MATERIAL FOR THIS TASK =>
+ + +

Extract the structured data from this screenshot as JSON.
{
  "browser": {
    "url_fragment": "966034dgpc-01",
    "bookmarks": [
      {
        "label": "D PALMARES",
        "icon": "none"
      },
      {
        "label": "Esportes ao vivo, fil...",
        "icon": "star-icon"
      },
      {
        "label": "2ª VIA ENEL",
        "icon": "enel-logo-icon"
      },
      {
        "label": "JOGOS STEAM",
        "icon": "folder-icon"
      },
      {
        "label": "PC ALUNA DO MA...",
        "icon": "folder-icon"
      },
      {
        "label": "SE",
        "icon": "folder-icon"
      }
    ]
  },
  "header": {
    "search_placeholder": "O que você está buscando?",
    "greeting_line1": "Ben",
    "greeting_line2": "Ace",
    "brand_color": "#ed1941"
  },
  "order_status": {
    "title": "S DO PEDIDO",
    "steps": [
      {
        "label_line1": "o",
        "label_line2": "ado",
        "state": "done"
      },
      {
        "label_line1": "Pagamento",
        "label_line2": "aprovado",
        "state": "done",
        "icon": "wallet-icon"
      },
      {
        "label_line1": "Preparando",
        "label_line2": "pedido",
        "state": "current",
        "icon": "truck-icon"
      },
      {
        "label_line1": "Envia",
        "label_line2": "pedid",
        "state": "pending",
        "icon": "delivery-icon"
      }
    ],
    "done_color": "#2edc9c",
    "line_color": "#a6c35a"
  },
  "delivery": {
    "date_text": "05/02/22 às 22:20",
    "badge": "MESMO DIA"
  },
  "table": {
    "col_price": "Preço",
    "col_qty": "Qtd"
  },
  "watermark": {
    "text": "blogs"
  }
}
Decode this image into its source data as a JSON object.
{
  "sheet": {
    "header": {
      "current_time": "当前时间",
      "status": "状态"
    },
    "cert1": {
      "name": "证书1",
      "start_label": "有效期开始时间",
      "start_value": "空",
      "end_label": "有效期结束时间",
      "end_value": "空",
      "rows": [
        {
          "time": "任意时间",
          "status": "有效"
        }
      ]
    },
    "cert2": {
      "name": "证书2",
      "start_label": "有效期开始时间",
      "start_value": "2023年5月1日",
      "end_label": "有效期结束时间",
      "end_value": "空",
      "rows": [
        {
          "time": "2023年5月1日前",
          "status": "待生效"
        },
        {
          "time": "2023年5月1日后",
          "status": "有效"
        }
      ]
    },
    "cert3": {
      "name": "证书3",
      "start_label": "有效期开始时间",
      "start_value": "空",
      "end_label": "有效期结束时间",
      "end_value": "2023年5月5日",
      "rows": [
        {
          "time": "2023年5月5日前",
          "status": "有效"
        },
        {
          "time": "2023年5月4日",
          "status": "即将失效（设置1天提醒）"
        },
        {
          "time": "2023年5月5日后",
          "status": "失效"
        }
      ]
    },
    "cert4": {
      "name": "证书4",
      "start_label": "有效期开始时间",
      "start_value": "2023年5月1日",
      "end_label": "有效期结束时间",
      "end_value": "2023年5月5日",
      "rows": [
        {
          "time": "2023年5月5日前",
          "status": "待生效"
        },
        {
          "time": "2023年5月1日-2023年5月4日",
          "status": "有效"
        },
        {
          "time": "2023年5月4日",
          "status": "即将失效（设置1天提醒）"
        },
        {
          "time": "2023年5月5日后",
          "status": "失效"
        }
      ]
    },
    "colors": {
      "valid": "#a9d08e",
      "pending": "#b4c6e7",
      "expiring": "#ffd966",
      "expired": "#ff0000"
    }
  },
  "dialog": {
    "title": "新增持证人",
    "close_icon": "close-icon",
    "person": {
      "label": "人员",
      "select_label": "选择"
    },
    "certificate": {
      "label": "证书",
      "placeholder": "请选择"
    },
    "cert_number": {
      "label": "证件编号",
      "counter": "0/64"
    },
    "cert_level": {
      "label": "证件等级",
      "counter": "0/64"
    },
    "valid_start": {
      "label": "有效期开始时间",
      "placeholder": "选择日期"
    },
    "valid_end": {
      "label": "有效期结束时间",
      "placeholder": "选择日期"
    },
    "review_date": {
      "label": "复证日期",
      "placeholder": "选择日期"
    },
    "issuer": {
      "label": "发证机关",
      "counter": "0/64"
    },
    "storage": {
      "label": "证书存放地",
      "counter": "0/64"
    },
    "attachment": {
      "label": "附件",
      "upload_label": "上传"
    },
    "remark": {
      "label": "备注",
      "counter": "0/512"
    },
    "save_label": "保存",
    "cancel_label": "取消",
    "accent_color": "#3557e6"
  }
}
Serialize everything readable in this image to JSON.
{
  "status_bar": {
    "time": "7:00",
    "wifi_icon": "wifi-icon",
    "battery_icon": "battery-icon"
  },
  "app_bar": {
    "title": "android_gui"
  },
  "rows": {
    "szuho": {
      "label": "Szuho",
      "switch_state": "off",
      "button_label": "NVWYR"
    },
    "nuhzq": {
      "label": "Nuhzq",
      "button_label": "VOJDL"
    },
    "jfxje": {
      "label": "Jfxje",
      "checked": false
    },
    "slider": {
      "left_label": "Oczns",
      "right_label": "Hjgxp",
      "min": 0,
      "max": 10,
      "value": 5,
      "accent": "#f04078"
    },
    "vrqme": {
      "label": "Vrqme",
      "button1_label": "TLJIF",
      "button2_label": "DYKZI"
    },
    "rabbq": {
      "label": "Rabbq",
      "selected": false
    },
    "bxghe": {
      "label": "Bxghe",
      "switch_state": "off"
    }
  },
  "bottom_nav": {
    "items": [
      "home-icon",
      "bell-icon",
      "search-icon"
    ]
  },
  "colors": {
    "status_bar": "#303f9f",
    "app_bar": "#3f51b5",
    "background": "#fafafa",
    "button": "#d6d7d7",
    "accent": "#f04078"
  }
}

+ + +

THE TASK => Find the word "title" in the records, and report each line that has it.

YOUR SOLUTION =>
    "title": "S DO PEDIDO",
    "title": "新增持证人",
    "title": "android_gui"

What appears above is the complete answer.